In golf, unlike many sports, everything eventually becomes glitteringly and incontestably clear. The prizes, the precedents, the bench marks by which greatness is measured, are universally known. In a sense, that is brutally harsh. At the highest altitudes of the game, only winning matters. When they let their hair down, great golfers admit that "runner-up" is more a disgrace than a distinction. When you're playing well, when you get those precious final-round chances, what do you do with them?

At the U.S. Open, for example, Woods finished third. All that will be remembered--all that should be remembered--is that he missed two vital short putts coming to the house. He might have won or forced a playoff. But he didn't. Everybody in golf says, "Nice try." Nobody ever means it.

Football has broken legs. Baseball has 98-mph fastballs at your head. What has golf got that--by the hard-edged standards of athletes--deserves respect? The answer: mind-bending, personality-testing, heart-cracking pressure. The absolute pressure to win, not just play well. Tom Watson never won a U.S. Open until, after 10 failures, he admitted how much it meant--to him and his place in history--to win his national title.

Championship golf is not about technique, mechanics, getting the breaks or giving your best, Watson conceded. Not if you want to sit at the table with Hogan and Palmer. "It's about winning," said Watson. "Find a way."

When Woods arrived at the PGA Championship at Medinah in August, he was the most talented golfer in the world and, along with David Duval, part of an excellent argument about who should be ranked No. 1 on earth. After Woods won that title, everything began changing. And fast. Hardly a week has gone by since then when Woods has not altered his self-portrait.

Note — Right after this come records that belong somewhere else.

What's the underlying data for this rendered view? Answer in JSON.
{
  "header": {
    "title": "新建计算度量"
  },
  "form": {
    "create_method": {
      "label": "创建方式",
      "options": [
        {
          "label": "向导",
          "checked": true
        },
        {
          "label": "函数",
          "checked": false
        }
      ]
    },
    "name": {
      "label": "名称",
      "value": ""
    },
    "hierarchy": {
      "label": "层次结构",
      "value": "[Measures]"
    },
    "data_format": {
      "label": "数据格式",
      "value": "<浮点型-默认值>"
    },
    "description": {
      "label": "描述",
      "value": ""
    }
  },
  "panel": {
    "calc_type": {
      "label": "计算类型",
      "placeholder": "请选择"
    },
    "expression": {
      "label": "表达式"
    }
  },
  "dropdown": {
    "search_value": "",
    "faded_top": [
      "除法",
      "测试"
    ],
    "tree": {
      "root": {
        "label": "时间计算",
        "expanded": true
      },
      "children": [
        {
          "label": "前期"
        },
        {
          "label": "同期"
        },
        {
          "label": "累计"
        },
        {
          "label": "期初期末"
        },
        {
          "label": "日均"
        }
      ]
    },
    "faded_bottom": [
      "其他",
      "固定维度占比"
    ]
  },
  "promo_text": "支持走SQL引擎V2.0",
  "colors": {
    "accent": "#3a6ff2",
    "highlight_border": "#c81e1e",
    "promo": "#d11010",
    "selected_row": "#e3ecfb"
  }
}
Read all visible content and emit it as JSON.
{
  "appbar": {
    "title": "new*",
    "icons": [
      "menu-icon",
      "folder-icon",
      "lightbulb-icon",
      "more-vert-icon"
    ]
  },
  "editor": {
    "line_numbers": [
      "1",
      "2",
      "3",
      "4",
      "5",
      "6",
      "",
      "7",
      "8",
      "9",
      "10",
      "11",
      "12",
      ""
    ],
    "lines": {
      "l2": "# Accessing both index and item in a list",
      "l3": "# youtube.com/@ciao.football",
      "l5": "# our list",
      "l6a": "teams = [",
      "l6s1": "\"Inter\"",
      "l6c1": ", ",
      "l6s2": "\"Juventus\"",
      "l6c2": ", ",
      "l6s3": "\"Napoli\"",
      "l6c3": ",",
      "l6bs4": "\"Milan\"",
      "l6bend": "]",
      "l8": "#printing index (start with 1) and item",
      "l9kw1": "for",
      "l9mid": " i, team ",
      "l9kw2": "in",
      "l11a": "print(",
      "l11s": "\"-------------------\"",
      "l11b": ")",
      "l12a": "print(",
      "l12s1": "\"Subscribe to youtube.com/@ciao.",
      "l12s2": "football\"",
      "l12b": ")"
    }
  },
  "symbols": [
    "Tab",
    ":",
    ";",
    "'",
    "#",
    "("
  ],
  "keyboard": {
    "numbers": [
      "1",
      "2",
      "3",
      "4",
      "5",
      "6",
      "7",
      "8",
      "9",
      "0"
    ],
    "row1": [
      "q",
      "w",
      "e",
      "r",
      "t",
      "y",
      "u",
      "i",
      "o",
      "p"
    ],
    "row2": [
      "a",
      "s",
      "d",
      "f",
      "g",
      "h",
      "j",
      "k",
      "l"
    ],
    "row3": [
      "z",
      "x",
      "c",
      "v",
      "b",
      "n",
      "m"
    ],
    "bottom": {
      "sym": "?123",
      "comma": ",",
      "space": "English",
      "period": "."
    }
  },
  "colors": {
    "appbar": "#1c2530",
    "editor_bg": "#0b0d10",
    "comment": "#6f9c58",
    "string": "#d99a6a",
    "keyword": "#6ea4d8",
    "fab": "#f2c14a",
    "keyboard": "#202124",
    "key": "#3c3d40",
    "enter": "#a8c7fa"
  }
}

After Medinah, Woods has played like--well, like another Nicklaus. He is now the king. No, it's not too soon to say it. And he's beating everybody over the head with the scepter.

On the first playoff hole on Sunday, Angel Jimenez had a familiar expression on his face. He was the defender isolated on Jordan with five seconds to play and the score tied. He was the pitcher facing the Babe in the ninth inning. He was the boxer who suddenly realized the round had arrived in which The Greatest Of All Time had foretold his knockout. Probably in a poem.

Woods "piped one" 300 yards down the middle. Jimenez visited the autumn foliage on the left. Make out that $1 million check to Tiger.

It's conceivable--remotely conceivable--that Woods will not regain his eight-win form in the future. No game is as mean and deceitful as golf. Johnny Miller, after his eight wins in '74, spent a winter clearing woods near his new home, gained 15 pounds of muscle and, for the rest of his life, lost his almost magical scoring touch with his irons. He was never the same.

That's not how Tiger's story is going to end. When he came on Tour in '96 and won immediately, that was one psychic hurdle. The '97 Masters was another. Enduring his one-win, $1.8 million "slump" of '98 constituted yet another kind of test. After his $6.6 million season in '99, there are no higher hurdles to leap. Tiger knows how to win, how to endure failing to win and how to doggedly rework his game until it improves. Except for the difficult task of repeating it for two more decades, that's all there is to golf greatness.

In the '00s, few if any of our games figure to have a rising star with a realistic chance to be the greatest of all time in his sport. Let alone become one of the greatest of all time in any sport. At least we now have Tiger--our man for the "Naughties."

Just as the millennium ends, he has finally, and completely, arrived.